[Data about app and page elements]
- - - - - - -

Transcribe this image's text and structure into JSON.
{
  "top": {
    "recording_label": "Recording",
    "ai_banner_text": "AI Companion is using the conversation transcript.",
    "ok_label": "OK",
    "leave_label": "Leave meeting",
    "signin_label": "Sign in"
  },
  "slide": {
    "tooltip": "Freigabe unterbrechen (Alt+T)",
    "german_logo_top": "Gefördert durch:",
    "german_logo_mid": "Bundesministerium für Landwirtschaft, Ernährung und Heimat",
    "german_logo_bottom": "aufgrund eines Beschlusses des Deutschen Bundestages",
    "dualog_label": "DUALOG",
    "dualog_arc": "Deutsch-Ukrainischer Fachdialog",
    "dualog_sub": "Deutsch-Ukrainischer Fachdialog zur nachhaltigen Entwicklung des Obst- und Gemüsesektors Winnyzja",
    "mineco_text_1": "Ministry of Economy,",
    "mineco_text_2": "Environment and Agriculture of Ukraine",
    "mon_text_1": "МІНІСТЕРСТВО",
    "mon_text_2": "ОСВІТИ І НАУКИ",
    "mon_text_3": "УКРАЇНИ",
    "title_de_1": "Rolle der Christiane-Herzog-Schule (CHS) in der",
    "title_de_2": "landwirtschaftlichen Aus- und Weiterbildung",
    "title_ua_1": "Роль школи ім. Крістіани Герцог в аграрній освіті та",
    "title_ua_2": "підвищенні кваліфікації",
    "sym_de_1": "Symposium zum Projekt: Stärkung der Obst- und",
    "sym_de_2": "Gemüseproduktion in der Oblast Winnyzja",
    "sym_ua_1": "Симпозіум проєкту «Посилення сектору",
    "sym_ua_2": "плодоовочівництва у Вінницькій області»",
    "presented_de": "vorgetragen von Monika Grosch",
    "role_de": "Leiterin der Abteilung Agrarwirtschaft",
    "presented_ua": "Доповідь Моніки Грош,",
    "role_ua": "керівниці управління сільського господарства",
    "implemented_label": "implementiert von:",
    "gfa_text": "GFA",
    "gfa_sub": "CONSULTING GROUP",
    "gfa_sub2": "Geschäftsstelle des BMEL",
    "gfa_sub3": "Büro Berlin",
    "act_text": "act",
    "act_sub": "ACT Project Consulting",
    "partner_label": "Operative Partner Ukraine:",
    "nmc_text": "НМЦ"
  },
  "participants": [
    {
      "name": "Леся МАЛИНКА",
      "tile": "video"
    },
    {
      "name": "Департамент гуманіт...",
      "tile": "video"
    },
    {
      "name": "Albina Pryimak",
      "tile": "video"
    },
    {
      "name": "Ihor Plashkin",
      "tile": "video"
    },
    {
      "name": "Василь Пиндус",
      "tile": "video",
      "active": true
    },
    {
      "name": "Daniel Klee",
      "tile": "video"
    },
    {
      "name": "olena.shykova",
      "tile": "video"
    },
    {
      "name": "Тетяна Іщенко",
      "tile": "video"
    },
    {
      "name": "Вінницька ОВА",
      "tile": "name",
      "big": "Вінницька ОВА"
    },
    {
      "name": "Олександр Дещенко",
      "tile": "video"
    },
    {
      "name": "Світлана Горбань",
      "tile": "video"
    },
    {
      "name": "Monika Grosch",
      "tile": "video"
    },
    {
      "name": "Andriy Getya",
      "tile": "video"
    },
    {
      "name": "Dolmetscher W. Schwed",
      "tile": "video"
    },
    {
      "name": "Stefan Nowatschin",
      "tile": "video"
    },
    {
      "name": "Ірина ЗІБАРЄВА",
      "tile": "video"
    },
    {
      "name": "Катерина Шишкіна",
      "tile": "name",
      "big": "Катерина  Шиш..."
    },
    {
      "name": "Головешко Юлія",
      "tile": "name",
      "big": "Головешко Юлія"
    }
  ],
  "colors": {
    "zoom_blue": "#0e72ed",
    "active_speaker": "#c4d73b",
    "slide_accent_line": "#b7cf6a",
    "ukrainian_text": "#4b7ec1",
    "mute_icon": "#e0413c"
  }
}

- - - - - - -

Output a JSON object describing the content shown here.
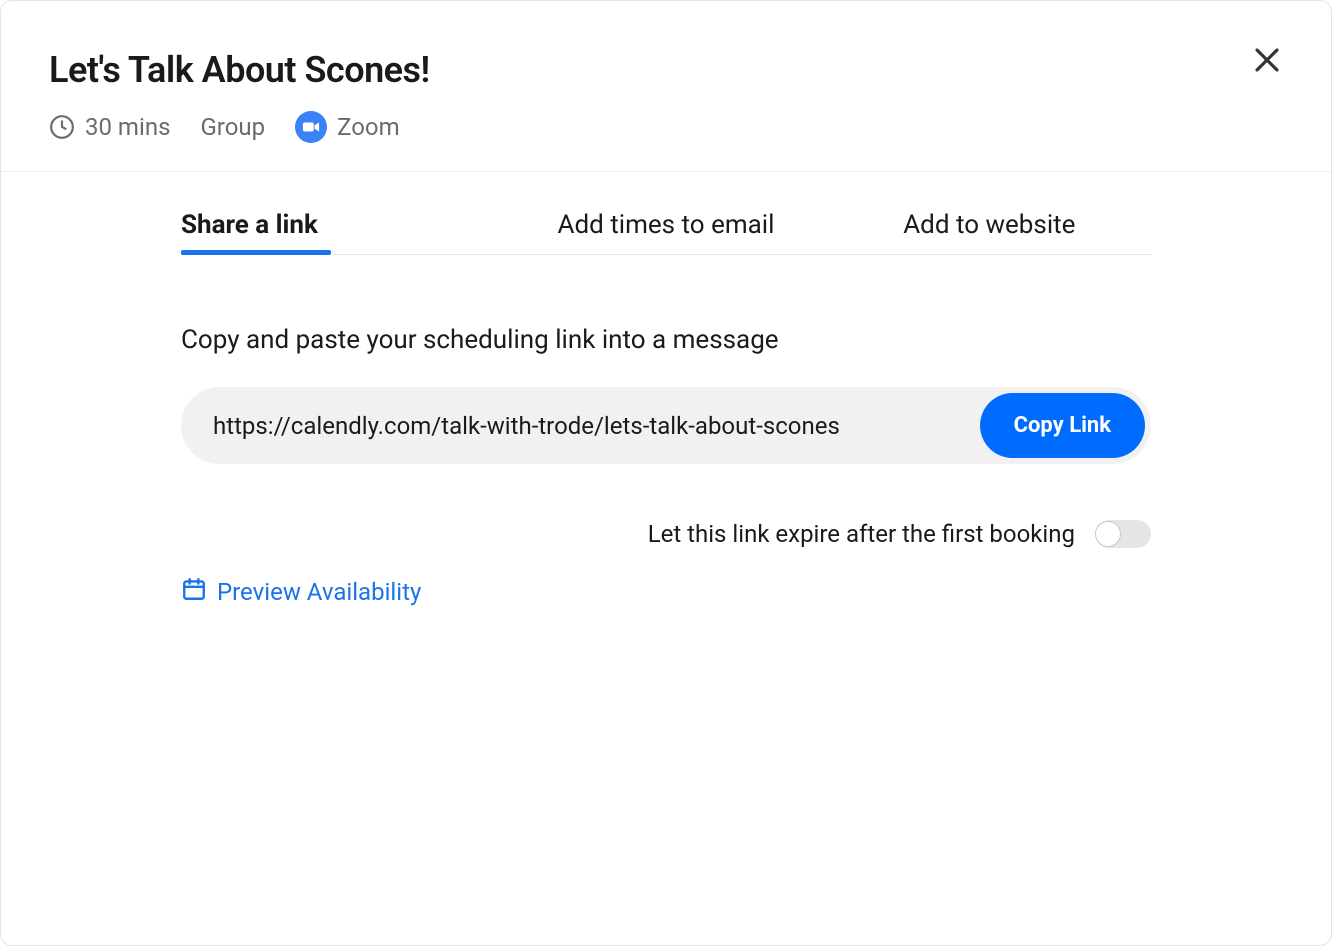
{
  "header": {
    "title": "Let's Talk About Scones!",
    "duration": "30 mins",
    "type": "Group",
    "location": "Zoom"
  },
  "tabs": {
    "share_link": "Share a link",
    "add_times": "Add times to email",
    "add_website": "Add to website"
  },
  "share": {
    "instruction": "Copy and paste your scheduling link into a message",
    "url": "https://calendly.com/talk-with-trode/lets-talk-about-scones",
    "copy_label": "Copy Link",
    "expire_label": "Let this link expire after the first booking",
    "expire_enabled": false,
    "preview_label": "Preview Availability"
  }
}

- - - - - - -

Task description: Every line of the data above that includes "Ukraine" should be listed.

Exercise solution:
    "mineco_text_2": "Environment and Agriculture of Ukraine",
    "partner_label": "Operative Partner Ukraine:",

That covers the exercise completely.